• **TRY IT**: Could you return every record below without changing a word?
------ MATERIAL SHOWN ------
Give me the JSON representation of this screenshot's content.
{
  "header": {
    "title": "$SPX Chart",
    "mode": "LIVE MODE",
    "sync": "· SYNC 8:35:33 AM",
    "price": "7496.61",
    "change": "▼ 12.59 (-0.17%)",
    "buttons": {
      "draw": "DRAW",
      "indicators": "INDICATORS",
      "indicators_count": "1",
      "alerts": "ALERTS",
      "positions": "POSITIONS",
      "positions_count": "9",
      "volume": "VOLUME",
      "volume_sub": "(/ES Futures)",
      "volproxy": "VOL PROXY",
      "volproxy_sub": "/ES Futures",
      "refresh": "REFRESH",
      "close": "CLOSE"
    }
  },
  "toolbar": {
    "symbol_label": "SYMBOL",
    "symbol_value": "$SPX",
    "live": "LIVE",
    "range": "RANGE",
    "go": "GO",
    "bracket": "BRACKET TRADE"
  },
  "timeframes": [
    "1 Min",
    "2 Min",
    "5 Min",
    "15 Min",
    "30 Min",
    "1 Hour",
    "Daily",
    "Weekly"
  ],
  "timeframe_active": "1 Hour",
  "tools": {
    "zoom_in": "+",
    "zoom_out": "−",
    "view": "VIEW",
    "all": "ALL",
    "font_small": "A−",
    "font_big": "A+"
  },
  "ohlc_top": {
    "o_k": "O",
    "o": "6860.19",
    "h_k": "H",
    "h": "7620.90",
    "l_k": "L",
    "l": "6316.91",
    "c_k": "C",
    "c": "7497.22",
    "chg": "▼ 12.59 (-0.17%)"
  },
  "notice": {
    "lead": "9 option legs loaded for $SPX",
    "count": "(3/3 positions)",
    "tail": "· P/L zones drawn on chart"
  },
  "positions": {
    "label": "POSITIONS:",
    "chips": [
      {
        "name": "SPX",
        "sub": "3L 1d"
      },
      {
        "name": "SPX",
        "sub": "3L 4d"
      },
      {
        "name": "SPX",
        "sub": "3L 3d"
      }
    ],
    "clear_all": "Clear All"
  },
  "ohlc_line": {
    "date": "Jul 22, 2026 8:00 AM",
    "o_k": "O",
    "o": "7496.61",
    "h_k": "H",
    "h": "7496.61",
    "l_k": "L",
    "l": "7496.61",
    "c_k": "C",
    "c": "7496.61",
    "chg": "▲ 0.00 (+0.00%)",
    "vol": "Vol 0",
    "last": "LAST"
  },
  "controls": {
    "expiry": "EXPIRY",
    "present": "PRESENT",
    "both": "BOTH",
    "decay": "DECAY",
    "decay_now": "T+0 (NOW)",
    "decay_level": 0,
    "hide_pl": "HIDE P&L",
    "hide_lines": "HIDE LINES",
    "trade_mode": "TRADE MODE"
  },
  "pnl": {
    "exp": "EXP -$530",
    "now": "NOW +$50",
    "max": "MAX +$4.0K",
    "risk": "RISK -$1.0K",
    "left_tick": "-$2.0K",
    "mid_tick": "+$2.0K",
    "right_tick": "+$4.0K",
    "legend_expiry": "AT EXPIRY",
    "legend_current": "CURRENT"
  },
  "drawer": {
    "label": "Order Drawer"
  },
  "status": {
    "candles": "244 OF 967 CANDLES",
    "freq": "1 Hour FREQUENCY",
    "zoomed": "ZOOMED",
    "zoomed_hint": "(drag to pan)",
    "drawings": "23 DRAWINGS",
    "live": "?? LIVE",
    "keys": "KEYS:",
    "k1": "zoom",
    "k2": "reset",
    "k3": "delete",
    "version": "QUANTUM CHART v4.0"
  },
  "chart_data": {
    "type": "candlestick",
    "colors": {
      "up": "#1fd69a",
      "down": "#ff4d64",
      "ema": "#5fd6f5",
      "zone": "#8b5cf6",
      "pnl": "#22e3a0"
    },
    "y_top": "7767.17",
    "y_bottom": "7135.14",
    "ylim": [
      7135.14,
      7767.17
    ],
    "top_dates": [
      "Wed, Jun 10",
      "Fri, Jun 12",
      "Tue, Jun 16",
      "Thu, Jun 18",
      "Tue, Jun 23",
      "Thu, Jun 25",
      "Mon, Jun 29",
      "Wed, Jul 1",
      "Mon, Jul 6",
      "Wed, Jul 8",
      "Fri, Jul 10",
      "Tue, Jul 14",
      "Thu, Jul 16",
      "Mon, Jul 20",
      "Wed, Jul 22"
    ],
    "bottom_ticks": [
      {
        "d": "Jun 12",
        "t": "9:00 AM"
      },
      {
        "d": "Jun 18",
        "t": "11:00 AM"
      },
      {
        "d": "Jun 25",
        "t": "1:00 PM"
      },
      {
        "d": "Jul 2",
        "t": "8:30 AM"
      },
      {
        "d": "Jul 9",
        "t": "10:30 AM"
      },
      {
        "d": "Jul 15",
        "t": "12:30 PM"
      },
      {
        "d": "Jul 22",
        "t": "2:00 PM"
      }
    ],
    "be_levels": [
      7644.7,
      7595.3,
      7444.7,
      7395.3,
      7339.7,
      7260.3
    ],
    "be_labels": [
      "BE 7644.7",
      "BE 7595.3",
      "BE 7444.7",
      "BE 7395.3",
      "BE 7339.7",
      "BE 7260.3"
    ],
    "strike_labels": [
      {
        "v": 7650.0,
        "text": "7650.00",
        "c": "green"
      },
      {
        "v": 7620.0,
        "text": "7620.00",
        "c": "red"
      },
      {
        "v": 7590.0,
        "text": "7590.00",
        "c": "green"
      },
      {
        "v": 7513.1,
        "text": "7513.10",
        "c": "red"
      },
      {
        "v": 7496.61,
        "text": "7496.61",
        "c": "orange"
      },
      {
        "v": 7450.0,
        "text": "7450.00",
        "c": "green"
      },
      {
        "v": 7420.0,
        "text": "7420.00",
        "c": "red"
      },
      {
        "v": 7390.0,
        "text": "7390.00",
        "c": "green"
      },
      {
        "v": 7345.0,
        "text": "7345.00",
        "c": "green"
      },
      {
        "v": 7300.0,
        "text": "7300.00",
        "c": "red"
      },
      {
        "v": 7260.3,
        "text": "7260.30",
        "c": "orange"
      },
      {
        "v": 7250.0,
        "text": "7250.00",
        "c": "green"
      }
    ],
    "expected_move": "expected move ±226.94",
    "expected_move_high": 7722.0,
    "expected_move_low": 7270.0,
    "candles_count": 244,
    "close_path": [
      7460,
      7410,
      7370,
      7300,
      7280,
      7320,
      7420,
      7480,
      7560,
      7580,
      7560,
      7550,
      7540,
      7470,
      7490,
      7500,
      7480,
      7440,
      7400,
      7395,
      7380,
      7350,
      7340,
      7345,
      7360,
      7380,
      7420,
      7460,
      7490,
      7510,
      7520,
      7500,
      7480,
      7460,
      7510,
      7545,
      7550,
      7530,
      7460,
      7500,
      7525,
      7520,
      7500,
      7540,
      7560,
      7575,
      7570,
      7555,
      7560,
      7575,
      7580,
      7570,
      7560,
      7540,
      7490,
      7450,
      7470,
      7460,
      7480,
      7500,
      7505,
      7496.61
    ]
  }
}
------
• **PROBLEM SOLUTION**:
Give me the JSON representation of this screenshot's content.
{
  "header": {
    "title": "$SPX Chart",
    "mode": "LIVE MODE",
    "sync": "· SYNC 8:35:33 AM",
    "price": "7496.61",
    "change": "▼ 12.59 (-0.17%)",
    "buttons": {
      "draw": "DRAW",
      "indicators": "INDICATORS",
      "indicators_count": "1",
      "alerts": "ALERTS",
      "positions": "POSITIONS",
      "positions_count": "9",
      "volume": "VOLUME",
      "volume_sub": "(/ES Futures)",
      "volproxy": "VOL PROXY",
      "volproxy_sub": "/ES Futures",
      "refresh": "REFRESH",
      "close": "CLOSE"
    }
  },
  "toolbar": {
    "symbol_label": "SYMBOL",
    "symbol_value": "$SPX",
    "live": "LIVE",
    "range": "RANGE",
    "go": "GO",
    "bracket": "BRACKET TRADE"
  },
  "timeframes": [
    "1 Min",
    "2 Min",
    "5 Min",
    "15 Min",
    "30 Min",
    "1 Hour",
    "Daily",
    "Weekly"
  ],
  "timeframe_active": "1 Hour",
  "tools": {
    "zoom_in": "+",
    "zoom_out": "−",
    "view": "VIEW",
    "all": "ALL",
    "font_small": "A−",
    "font_big": "A+"
  },
  "ohlc_top": {
    "o_k": "O",
    "o": "6860.19",
    "h_k": "H",
    "h": "7620.90",
    "l_k": "L",
    "l": "6316.91",
    "c_k": "C",
    "c": "7497.22",
    "chg": "▼ 12.59 (-0.17%)"
  },
  "notice": {
    "lead": "9 option legs loaded for $SPX",
    "count": "(3/3 positions)",
    "tail": "· P/L zones drawn on chart"
  },
  "positions": {
    "label": "POSITIONS:",
    "chips": [
      {
        "name": "SPX",
        "sub": "3L 1d"
      },
      {
        "name": "SPX",
        "sub": "3L 4d"
      },
      {
        "name": "SPX",
        "sub": "3L 3d"
      }
    ],
    "clear_all": "Clear All"
  },
  "ohlc_line": {
    "date": "Jul 22, 2026 8:00 AM",
    "o_k": "O",
    "o": "7496.61",
    "h_k": "H",
    "h": "7496.61",
    "l_k": "L",
    "l": "7496.61",
    "c_k": "C",
    "c": "7496.61",
    "chg": "▲ 0.00 (+0.00%)",
    "vol": "Vol 0",
    "last": "LAST"
  },
  "controls": {
    "expiry": "EXPIRY",
    "present": "PRESENT",
    "both": "BOTH",
    "decay": "DECAY",
    "decay_now": "T+0 (NOW)",
    "decay_level": 0,
    "hide_pl": "HIDE P&L",
    "hide_lines": "HIDE LINES",
    "trade_mode": "TRADE MODE"
  },
  "pnl": {
    "exp": "EXP -$530",
    "now": "NOW +$50",
    "max": "MAX +$4.0K",
    "risk": "RISK -$1.0K",
    "left_tick": "-$2.0K",
    "mid_tick": "+$2.0K",
    "right_tick": "+$4.0K",
    "legend_expiry": "AT EXPIRY",
    "legend_current": "CURRENT"
  },
  "drawer": {
    "label": "Order Drawer"
  },
  "status": {
    "candles": "244 OF 967 CANDLES",
    "freq": "1 Hour FREQUENCY",
    "zoomed": "ZOOMED",
    "zoomed_hint": "(drag to pan)",
    "drawings": "23 DRAWINGS",
    "live": "?? LIVE",
    "keys": "KEYS:",
    "k1": "zoom",
    "k2": "reset",
    "k3": "delete",
    "version": "QUANTUM CHART v4.0"
  },
  "chart_data": {
    "type": "candlestick",
    "colors": {
      "up": "#1fd69a",
      "down": "#ff4d64",
      "ema": "#5fd6f5",
      "zone": "#8b5cf6",
      "pnl": "#22e3a0"
    },
    "y_top": "7767.17",
    "y_bottom": "7135.14",
    "ylim": [
      7135.14,
      7767.17
    ],
    "top_dates": [
      "Wed, Jun 10",
      "Fri, Jun 12",
      "Tue, Jun 16",
      "Thu, Jun 18",
      "Tue, Jun 23",
      "Thu, Jun 25",
      "Mon, Jun 29",
      "Wed, Jul 1",
      "Mon, Jul 6",
      "Wed, Jul 8",
      "Fri, Jul 10",
      "Tue, Jul 14",
      "Thu, Jul 16",
      "Mon, Jul 20",
      "Wed, Jul 22"
    ],
    "bottom_ticks": [
      {
        "d": "Jun 12",
        "t": "9:00 AM"
      },
      {
        "d": "Jun 18",
        "t": "11:00 AM"
      },
      {
        "d": "Jun 25",
        "t": "1:00 PM"
      },
      {
        "d": "Jul 2",
        "t": "8:30 AM"
      },
      {
        "d": "Jul 9",
        "t": "10:30 AM"
      },
      {
        "d": "Jul 15",
        "t": "12:30 PM"
      },
      {
        "d": "Jul 22",
        "t": "2:00 PM"
      }
    ],
    "be_levels": [
      7644.7,
      7595.3,
      7444.7,
      7395.3,
      7339.7,
      7260.3
    ],
    "be_labels": [
      "BE 7644.7",
      "BE 7595.3",
      "BE 7444.7",
      "BE 7395.3",
      "BE 7339.7",
      "BE 7260.3"
    ],
    "strike_labels": [
      {
        "v": 7650.0,
        "text": "7650.00",
        "c": "green"
      },
      {
        "v": 7620.0,
        "text": "7620.00",
        "c": "red"
      },
      {
        "v": 7590.0,
        "text": "7590.00",
        "c": "green"
      },
      {
        "v": 7513.1,
        "text": "7513.10",
        "c": "red"
      },
      {
        "v": 7496.61,
        "text": "7496.61",
        "c": "orange"
      },
      {
        "v": 7450.0,
        "text": "7450.00",
        "c": "green"
      },
      {
        "v": 7420.0,
        "text": "7420.00",
        "c": "red"
      },
      {
        "v": 7390.0,
        "text": "7390.00",
        "c": "green"
      },
      {
        "v": 7345.0,
        "text": "7345.00",
        "c": "green"
      },
      {
        "v": 7300.0,
        "text": "7300.00",
        "c": "red"
      },
      {
        "v": 7260.3,
        "text": "7260.30",
        "c": "orange"
      },
      {
        "v": 7250.0,
        "text": "7250.00",
        "c": "green"
      }
    ],
    "expected_move": "expected move ±226.94",
    "expected_move_high": 7722.0,
    "expected_move_low": 7270.0,
    "candles_count": 244,
    "close_path": [
      7460,
      7410,
      7370,
      7300,
      7280,
      7320,
      7420,
      7480,
      7560,
      7580,
      7560,
      7550,
      7540,
      7470,
      7490,
      7500,
      7480,
      7440,
      7400,
      7395,
      7380,
      7350,
      7340,
      7345,
      7360,
      7380,
      7420,
      7460,
      7490,
      7510,
      7520,
      7500,
      7480,
      7460,
      7510,
      7545,
      7550,
      7530,
      7460,
      7500,
      7525,
      7520,
      7500,
      7540,
      7560,
      7575,
      7570,
      7555,
      7560,
      7575,
      7580,
      7570,
      7560,
      7540,
      7490,
      7450,
      7470,
      7460,
      7480,
      7500,
      7505,
      7496.61
    ]
  }
}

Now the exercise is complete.